YOUR INSTRUCTIONS: Make a verbatim copy of all the records. Skip every image.

Interface dataset entries:
##########

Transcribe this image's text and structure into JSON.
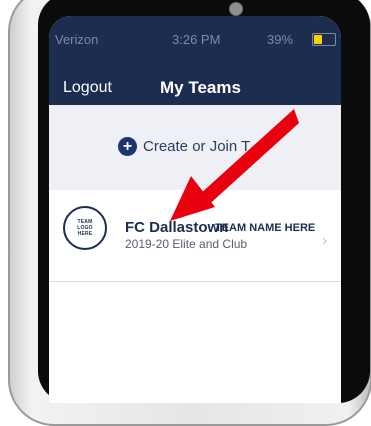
{
  "status_bar": {
    "carrier": "Verizon",
    "time": "3:26 PM",
    "battery": "39%"
  },
  "nav": {
    "logout_label": "Logout",
    "title": "My Teams"
  },
  "create_join": {
    "label": "Create or Join T",
    "icon": "plus-circle-icon"
  },
  "team": {
    "name": "FC Dallastown",
    "name_hint": "TEAM NAME HERE",
    "season": "2019-20 Elite and Club",
    "logo_text": [
      "TEAM",
      "LOGO",
      "HERE"
    ]
  },
  "colors": {
    "navbar": "#1d2d4f",
    "accent": "#1d3470",
    "annotation": "#e8000e"
  }
}
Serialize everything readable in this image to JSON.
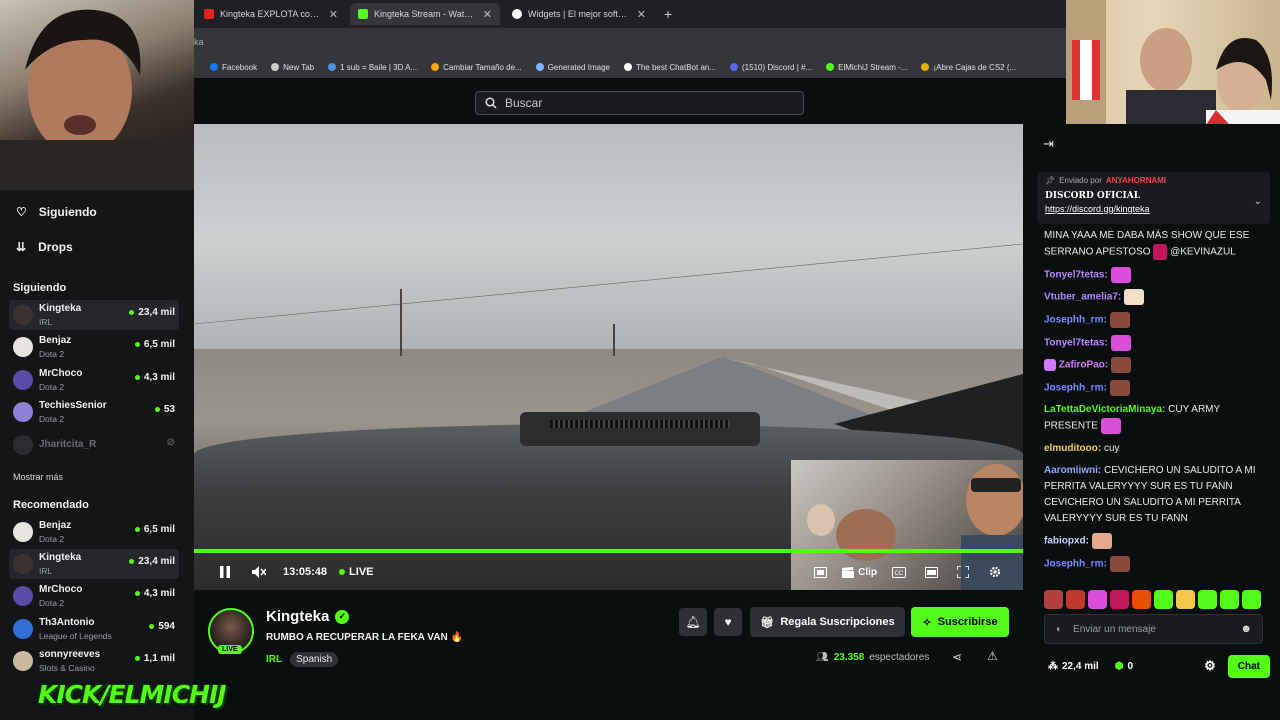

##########

SOLUTION:
Transcribe this image's text and structure into JSON.
{
  "status_bar": {
    "carrier": "Verizon",
    "time": "3:26 PM",
    "battery": "39%"
  },
  "nav": {
    "logout_label": "Logout",
    "title": "My Teams"
  },
  "create_join": {
    "label": "Create or Join T",
    "icon": "plus-circle-icon"
  },
  "team": {
    "name": "FC Dallastown",
    "name_hint": "TEAM NAME HERE",
    "season": "2019-20 Elite and Club",
    "logo_text": [
      "TEAM",
      "LOGO",
      "HERE"
    ]
  },
  "colors": {
    "navbar": "#1d2d4f",
    "accent": "#1d3470",
    "annotation": "#e8000e"
  }
}
Serialize everything readable in this image to JSON.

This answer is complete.